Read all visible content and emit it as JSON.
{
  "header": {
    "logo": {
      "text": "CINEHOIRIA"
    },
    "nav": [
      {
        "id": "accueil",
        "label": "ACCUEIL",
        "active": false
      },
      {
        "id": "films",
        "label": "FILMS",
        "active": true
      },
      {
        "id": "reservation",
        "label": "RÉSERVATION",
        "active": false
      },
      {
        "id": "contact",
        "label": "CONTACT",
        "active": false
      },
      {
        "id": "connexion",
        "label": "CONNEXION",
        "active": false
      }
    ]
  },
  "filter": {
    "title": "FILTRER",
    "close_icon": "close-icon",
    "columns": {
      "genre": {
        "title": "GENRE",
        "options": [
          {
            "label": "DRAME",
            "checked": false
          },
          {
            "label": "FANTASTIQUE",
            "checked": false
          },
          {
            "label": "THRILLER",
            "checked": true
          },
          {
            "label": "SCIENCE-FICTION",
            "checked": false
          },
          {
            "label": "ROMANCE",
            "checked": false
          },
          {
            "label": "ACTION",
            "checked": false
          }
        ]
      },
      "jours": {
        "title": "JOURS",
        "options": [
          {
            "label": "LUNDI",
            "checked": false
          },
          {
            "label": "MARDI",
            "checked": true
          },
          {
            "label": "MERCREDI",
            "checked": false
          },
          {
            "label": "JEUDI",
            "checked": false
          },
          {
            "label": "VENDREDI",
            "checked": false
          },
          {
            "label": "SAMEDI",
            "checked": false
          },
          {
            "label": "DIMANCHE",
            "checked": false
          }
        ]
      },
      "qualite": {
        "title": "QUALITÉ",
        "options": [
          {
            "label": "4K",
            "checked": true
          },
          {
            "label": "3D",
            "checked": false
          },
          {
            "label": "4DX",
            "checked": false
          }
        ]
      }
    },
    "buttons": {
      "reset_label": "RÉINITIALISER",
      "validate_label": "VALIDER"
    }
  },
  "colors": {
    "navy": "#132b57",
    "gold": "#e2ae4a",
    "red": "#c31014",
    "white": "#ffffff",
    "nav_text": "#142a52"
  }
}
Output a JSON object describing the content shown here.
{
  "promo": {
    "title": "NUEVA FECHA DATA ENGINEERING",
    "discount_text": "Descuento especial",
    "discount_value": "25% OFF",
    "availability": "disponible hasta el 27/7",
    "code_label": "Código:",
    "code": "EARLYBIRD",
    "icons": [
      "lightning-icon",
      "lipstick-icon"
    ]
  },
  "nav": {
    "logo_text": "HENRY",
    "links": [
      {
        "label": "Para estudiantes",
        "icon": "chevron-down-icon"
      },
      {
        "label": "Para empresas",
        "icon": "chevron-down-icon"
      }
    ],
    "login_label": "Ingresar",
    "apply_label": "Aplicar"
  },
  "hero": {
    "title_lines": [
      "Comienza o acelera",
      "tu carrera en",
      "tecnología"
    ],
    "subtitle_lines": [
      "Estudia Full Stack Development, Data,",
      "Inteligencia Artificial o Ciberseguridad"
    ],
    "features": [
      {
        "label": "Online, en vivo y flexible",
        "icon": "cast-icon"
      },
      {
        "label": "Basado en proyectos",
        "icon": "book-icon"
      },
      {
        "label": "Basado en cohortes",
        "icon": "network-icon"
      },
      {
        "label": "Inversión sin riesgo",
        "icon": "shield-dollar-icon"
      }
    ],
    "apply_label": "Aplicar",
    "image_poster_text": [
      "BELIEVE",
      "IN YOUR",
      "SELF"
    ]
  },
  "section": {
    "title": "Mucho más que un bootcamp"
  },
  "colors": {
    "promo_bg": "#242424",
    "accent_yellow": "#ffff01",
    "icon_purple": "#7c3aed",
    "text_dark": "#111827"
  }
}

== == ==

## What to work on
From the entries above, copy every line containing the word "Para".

## Response for this exercise
        "label": "Para estudiantes",
        "label": "Para empresas",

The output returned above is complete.